gers, it is plain to see that Michi-
gan's fans are as diverse as the
Middle-aged adults - most of
whom have children in tow - popu-
late the center rows. One such moth-
er is athletic booster Deb Kloska.
The chipper mother looks forward to
witnessing her first road game of the
season. She and her daughter, Emily,
are on the way to making the trek to
Michigan State a tradition.
"We went to the State game last
year, and we drove," Kloska says.
"We had a blast. When we found out
it only took an hour to get there, we
were like, 'OK, why haven't we
done this before?'"
In the back, young girls sit with a
pair of giant headphones on their
ears. They chat loudly, speaking over
the road noise and the music blaring
in their ears. Emily Kloska dons the
jersey of one of her all-time favorite
Michigan players, Anne Thorius,
with whom she exchanged e-mails a
few years ago. Over the summer, she
attended Wolverine Basketball Camp
and met senior Jennifer Smith.
These interactions have inspired the
11-year-old aspiring center, who
alreadv towers ahove her mother to
good guard and a good ball-handler.
She's just really cool."
Watching this Michigan team pro-
vides a tutorial on work ethic and
attitude that helps the girls see how
athletes operate on a more mature
level. They believe this gives them a
bit of a boost above their peers.
"I've learned that if the referee
calls a foul that you think is unfair,
you can't get too upset," Laetz
says. "You just have to go with it.
A lot of people on my team, if they
take a foul, get really upset and cry
and stuff. I've learned not to do
Taking the wobbly walk up to the
front of the bus, the noise dies down,
and you find yourself among the
more senior fans. An elderly couple
naps in the front seats, re-charging
for an afternoon of thrills.
Across the aisle, John Simpson
sits quietly. As an usher for both the
men's and women's teams, he
attends all home games, but makes
the trip to Michigan State because of
his sense of duty to the program.
"The girls need support," Simpson
says. "They're trying really hard, so
we need to support them."
When he begins discussing his
favorite players, his eyes, like the
girls in the back, light up.
"I like Jennifer, and I like the
class we got last year," Simpson
says. "Kelly's (Helvey) pretty good,
and I like Niki (Reams) and Rachael
As someone who has observed the
team for several years, he has
noticed a distinct change in its atti-
tude since coach Cheryl Bunett's
"She's going to be great for the
University," Simpson says. "(The
difference is in) her professionalism,
the way she coaches and the way she
handles the kids."
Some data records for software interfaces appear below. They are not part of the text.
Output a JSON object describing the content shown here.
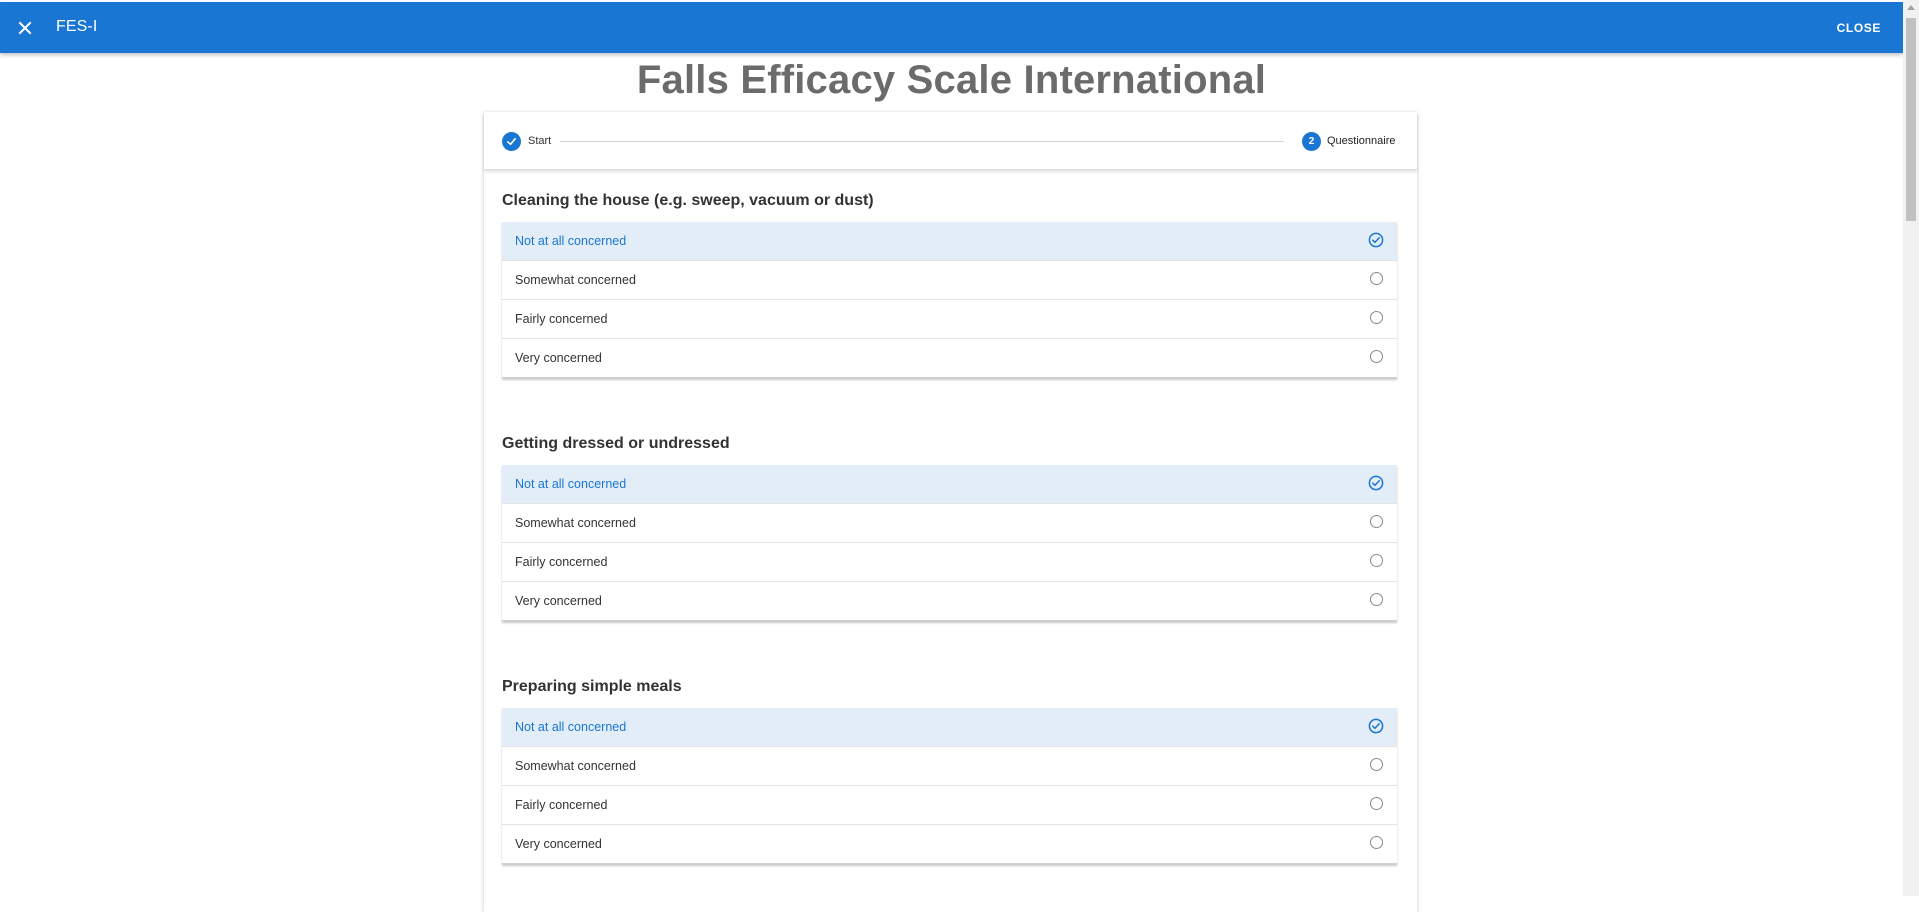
{
  "appbar": {
    "title": "FES-I",
    "close_label": "CLOSE",
    "close_icon": "close-icon",
    "color": "#1976d2"
  },
  "page_title": "Falls Efficacy Scale International",
  "stepper": {
    "steps": [
      {
        "label": "Start",
        "state": "completed",
        "icon": "check-icon"
      },
      {
        "label": "Questionnaire",
        "state": "active",
        "number": "2"
      }
    ]
  },
  "questions": [
    {
      "title": "Cleaning the house (e.g. sweep, vacuum or dust)",
      "selected": 0,
      "options": [
        "Not at all concerned",
        "Somewhat concerned",
        "Fairly concerned",
        "Very concerned"
      ]
    },
    {
      "title": "Getting dressed or undressed",
      "selected": 0,
      "options": [
        "Not at all concerned",
        "Somewhat concerned",
        "Fairly concerned",
        "Very concerned"
      ]
    },
    {
      "title": "Preparing simple meals",
      "selected": 0,
      "options": [
        "Not at all concerned",
        "Somewhat concerned",
        "Fairly concerned",
        "Very concerned"
      ]
    }
  ],
  "colors": {
    "accent": "#1976d2",
    "selected_row": "#e3edf8",
    "title_gray": "#6b6b6b"
  }
}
Senior forward Stephanie Gandy scored only two points in 29 minutes of play at the Breslin Center on Sunday.
Gandy. alone with three other starters, was sent to the bench early in the second half of Michigan's 67-33 loss.